Odin gets annoyed with Cap’s prattling and teleports all the Avengers back to Earth. They are sent to Broxton, Oklahoma, among the ruins of Old Asgard. You see, a couple of years ago, when Thor was King of Asgard, he moved it to Earth. The whole Golden City was floating peacefully over the fields outside of Broxton, Oklahoma. Then a bunch of stuff happened and Asgard was destroyed. But the stories had the added benefit of turning the citizens of Broxton into important characters in the Marvel Universe. It’s an important place, because that’s where the Serpent can reach the World Tree. That’s where the final stand will be. But after Cap gets teleported away by Odin, he’s lost a lot of steam.
Cap gets his nerve back later in the issue.
Then we cut to Asgard. Odin did indeed heal Thor and explained a bit more about the Serpent…but not really. Thor asks if the Serpent is the true King of Asgard and Odin tells him nothing really. Just explains how Odin has fought hard to keep everybody safe from the Serpent, who he describes not as his opposite, but as his “absence”. Then Odin gets down to business and says all that matters is that the Serpent can be killed, and he gives Thor a big honking sword to do it with. He also gives Thor the same armor he wore eons ago when he defeated the Serpent. Odin is proud that his son is going to take a stand.

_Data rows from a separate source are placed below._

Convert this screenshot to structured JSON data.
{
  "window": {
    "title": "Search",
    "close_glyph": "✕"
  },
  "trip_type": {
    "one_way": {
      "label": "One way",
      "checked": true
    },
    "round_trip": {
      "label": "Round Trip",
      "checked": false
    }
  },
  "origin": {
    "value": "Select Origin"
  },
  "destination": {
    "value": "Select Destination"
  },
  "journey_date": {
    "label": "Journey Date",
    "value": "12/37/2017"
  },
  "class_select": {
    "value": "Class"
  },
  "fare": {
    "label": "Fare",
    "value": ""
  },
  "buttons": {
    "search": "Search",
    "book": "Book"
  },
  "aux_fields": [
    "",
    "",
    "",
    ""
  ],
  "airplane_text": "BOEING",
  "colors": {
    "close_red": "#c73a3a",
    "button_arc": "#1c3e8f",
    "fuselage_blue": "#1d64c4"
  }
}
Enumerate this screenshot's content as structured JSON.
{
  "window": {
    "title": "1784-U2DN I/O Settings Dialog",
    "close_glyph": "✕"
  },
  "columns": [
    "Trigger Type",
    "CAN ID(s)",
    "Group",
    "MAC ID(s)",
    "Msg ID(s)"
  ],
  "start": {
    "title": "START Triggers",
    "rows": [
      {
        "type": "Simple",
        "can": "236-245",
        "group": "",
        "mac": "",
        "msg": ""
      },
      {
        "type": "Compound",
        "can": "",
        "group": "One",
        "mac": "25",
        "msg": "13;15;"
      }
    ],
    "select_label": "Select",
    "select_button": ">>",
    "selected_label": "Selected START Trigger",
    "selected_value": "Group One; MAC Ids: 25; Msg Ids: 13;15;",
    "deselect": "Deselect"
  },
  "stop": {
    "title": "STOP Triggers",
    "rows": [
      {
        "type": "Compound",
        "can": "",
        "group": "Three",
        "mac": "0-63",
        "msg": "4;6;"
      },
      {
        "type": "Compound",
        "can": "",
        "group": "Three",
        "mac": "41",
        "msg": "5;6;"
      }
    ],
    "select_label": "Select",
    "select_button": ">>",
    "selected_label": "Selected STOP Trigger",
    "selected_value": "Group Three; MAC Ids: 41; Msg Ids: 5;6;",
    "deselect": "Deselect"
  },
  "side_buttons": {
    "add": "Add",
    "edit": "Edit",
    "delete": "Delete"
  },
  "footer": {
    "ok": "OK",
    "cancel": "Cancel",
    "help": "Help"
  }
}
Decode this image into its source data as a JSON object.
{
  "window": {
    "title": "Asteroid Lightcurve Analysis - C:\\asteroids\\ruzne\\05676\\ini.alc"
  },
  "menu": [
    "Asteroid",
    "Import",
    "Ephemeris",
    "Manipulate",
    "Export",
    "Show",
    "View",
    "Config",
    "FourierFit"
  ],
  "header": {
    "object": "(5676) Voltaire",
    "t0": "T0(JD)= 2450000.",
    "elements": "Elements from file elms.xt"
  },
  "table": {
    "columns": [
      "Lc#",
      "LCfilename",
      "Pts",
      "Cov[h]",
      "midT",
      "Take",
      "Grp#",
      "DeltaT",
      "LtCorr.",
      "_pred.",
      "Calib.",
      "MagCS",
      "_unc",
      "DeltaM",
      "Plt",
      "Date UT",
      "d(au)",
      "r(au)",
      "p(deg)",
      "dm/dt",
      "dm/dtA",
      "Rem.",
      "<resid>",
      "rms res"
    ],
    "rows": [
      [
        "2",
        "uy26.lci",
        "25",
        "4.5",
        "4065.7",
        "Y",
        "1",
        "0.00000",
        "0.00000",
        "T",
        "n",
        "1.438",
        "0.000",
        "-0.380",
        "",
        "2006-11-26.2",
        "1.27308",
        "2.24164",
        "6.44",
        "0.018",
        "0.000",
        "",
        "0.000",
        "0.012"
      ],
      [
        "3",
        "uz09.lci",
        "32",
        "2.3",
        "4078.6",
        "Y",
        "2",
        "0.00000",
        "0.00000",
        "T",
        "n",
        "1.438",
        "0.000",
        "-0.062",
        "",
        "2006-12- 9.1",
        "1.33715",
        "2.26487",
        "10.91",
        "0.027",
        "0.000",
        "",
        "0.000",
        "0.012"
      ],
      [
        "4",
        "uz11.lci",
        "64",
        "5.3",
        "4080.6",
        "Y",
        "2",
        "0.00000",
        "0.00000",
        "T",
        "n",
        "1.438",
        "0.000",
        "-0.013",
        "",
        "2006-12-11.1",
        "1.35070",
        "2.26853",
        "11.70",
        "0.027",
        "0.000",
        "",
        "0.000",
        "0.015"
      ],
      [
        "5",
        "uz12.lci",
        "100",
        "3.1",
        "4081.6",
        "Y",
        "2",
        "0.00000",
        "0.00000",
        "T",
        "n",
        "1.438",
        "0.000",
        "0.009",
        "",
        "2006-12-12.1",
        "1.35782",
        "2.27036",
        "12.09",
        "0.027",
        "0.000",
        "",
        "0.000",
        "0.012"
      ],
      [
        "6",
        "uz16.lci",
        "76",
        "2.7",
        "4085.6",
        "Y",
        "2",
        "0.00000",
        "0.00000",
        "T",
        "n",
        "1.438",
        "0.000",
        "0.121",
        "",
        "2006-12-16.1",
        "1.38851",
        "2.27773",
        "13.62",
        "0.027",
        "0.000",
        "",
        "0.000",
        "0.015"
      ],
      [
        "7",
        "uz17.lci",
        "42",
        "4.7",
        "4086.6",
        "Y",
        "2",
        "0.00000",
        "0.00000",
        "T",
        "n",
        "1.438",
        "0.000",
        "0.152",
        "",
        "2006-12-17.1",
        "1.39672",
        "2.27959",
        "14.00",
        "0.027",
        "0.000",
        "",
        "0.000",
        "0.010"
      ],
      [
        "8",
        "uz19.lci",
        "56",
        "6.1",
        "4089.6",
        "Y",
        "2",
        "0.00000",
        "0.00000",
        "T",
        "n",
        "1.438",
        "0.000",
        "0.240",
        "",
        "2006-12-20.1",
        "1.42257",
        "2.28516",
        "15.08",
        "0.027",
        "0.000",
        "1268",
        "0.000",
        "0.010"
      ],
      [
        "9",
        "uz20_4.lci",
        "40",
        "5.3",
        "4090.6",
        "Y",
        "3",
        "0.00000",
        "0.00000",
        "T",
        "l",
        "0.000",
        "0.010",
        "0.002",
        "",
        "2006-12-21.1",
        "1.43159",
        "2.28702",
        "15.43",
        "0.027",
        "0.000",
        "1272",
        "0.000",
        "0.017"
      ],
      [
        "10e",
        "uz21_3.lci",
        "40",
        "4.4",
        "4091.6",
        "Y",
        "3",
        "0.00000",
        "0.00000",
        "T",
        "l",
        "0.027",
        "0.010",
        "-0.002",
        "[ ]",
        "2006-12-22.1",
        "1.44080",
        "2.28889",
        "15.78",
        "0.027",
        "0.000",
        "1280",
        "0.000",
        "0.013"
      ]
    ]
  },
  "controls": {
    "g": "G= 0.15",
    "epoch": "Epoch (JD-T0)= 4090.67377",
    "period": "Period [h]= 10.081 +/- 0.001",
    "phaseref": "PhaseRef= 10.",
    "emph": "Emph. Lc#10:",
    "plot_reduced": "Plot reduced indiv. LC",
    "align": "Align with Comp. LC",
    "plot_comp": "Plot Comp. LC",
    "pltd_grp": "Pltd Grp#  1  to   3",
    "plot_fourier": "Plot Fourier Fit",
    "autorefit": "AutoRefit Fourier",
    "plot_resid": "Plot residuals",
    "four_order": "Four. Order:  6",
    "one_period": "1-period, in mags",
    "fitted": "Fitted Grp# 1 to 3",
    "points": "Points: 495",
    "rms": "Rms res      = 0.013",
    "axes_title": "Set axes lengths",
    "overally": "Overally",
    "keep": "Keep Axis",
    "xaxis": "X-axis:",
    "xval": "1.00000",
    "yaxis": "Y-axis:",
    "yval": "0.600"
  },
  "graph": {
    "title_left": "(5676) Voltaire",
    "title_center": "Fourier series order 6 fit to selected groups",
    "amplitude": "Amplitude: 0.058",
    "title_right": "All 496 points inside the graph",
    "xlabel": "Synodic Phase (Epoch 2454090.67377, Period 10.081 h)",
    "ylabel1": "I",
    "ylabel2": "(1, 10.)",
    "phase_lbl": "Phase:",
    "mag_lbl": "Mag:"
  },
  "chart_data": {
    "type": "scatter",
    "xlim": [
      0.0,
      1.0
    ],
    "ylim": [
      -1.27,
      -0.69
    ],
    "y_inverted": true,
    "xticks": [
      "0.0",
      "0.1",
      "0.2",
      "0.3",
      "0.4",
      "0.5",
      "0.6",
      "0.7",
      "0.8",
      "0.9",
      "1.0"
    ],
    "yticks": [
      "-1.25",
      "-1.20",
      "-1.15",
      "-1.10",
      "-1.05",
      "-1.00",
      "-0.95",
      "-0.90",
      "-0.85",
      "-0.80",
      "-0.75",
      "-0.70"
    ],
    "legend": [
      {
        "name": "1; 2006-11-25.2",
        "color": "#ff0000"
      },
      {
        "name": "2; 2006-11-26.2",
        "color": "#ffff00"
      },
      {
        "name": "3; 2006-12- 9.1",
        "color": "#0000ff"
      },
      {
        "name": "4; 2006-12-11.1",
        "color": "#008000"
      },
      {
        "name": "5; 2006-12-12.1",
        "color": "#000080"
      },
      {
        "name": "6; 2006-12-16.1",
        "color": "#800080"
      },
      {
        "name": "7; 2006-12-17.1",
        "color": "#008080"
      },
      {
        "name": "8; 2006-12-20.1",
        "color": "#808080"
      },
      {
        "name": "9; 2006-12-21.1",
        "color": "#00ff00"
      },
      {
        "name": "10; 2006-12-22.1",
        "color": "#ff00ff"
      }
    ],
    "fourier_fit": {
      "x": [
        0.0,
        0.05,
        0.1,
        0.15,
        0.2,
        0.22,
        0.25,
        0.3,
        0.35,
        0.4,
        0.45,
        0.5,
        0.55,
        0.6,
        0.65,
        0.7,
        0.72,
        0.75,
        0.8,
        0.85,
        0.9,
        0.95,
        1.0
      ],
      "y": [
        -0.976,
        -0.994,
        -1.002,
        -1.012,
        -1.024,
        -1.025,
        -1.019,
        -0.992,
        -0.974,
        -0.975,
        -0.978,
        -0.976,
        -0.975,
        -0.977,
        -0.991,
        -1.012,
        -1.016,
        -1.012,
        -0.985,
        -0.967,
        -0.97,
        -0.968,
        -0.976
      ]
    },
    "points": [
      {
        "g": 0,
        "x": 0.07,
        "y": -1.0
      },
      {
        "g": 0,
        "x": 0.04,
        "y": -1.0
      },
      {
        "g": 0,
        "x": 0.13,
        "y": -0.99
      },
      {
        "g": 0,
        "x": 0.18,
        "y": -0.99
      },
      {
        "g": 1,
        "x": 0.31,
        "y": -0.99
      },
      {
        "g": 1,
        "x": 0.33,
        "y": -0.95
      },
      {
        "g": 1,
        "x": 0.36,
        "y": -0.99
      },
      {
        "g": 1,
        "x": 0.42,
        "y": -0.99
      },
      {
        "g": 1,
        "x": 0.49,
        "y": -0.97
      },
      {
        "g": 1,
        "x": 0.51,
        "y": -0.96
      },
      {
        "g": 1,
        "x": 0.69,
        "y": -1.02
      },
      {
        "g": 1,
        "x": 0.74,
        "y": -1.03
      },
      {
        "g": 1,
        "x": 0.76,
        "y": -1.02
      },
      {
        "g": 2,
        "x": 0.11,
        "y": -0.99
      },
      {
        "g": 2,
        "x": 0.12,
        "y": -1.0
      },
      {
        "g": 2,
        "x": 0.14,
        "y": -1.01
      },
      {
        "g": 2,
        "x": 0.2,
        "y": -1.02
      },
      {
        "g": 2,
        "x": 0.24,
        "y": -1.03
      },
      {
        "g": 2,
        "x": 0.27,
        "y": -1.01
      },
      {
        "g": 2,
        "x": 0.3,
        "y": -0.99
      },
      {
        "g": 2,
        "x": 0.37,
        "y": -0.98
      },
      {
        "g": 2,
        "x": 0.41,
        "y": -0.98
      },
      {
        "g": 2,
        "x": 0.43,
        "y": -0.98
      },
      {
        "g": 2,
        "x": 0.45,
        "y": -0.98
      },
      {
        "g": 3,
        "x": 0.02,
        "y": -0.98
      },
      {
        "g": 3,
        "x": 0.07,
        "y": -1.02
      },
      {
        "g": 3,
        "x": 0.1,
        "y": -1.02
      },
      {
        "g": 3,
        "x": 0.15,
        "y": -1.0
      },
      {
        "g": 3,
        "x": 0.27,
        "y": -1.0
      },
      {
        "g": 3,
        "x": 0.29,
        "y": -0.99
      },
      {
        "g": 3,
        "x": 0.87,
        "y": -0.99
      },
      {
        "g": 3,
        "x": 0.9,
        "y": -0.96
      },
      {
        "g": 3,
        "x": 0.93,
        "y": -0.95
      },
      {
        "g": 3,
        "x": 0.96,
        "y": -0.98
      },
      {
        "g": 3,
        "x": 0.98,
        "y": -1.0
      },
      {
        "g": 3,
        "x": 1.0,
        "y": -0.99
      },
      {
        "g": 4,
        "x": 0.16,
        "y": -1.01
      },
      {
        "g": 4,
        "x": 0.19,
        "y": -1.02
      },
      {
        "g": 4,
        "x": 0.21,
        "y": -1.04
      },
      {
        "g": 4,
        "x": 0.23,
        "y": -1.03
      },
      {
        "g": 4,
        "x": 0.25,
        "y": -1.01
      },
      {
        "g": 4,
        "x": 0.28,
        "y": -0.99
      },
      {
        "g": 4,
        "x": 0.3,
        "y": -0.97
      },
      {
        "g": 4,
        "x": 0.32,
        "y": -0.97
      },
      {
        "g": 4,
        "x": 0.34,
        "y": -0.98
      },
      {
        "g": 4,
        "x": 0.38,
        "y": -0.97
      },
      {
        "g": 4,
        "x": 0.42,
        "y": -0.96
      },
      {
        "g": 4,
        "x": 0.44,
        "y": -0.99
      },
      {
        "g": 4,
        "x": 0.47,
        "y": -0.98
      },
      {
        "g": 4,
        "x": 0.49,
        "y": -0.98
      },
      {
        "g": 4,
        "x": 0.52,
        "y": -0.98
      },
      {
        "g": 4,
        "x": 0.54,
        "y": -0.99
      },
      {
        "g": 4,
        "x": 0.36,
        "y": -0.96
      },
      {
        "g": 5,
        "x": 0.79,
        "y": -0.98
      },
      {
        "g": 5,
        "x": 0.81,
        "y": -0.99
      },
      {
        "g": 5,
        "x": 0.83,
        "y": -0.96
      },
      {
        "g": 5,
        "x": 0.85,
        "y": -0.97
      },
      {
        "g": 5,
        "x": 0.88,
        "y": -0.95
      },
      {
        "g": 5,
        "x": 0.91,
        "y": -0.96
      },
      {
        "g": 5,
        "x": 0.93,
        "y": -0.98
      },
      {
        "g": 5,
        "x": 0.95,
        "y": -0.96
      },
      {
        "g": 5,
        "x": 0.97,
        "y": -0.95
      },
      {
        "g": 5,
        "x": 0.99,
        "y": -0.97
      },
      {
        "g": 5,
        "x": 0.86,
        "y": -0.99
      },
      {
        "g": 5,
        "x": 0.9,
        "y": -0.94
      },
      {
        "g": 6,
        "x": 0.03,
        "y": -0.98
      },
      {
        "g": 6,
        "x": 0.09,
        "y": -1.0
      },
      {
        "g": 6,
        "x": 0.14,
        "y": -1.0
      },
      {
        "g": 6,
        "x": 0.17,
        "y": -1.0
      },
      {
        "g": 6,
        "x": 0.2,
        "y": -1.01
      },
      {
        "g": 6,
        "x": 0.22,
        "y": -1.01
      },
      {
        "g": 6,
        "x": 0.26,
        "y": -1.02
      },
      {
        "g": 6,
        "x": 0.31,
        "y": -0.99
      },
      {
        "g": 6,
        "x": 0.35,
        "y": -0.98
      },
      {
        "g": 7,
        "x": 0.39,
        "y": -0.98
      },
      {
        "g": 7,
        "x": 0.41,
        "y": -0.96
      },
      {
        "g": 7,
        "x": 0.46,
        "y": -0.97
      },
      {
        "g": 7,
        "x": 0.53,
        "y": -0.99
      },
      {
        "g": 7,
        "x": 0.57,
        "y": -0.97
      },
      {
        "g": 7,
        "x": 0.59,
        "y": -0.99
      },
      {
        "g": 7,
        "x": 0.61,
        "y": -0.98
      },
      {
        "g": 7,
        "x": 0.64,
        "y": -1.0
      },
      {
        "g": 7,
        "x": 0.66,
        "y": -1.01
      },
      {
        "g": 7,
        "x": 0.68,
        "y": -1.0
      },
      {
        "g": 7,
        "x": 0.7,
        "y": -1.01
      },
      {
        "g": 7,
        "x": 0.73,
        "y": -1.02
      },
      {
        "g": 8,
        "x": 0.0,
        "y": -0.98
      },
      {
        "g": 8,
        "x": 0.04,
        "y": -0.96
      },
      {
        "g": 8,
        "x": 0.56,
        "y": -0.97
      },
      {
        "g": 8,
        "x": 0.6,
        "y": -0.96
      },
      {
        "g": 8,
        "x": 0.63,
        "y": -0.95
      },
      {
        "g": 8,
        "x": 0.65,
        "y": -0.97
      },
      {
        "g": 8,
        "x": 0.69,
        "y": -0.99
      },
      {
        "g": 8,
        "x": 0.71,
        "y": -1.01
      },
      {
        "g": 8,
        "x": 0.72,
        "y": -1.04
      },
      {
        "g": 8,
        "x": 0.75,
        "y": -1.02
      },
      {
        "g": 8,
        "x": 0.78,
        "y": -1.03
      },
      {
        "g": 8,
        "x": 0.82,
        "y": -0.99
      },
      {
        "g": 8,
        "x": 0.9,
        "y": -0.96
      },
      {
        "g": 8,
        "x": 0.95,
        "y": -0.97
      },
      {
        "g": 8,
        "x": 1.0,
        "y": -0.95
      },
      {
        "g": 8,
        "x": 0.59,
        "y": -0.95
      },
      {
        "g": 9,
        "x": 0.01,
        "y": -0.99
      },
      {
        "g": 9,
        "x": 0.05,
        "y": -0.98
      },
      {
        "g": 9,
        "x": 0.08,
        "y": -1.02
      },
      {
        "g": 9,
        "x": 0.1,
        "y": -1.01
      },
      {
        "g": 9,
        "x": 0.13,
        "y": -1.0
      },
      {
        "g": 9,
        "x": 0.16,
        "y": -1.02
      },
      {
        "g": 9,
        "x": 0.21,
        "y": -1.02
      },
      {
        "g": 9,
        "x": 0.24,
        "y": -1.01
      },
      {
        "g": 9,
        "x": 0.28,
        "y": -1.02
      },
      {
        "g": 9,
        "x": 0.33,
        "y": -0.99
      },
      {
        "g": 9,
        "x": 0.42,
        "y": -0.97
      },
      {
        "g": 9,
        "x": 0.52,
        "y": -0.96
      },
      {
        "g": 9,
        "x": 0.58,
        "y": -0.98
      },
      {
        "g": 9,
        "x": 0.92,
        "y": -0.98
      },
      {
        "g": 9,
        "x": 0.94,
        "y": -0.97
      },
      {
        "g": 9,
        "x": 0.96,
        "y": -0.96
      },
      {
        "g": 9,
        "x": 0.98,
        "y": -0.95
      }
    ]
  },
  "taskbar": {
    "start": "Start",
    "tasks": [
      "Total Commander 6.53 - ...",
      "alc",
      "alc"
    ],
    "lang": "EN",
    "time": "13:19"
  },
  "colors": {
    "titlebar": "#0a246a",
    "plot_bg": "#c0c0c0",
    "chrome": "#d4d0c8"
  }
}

Once Thor is armored up, it’s time to get everyone else ready to fight too. In one of the tie-ins that is also written by Matt Fraction, Tony Stark has been working with some dwarves to craft some truly awesome weapons. The plan is to make new weapons that are similar to Thor’s hammer Mjolnir. Tony and the dwarves have them ready, and the final step is to plunge them into the molten Uru metal so that Odin can grant them godly power. Tony has crafted weapons for a few specific Avengers.
Plus he plans to have Odin imbue his armor. That means Iron Man has to dive into the molten Uru as well. So in he goes.
Iron Man and Thor are preparing for the final battle in Asgard. That leaves Captain America, a handful of Avengers and the citizens of Broxton to hold the line as the Serpent arrives in Oklahoma to attack the World Tree. This is where the book really gets an epic feel. This final scene here before the end of the issue could definitely come from an awesome movie. It would be a highpoint right before the climax. Captain America is pissed. He’s lost his shield and he’s down to his last nerve. He has faith that Thor and Iron Man are out there somewhere, but he has no idea what they’re doing or when they’re coming. So he’s got to hold the line!
Stay tuned for Fear Itself #7, the epic conclusion…hopefully!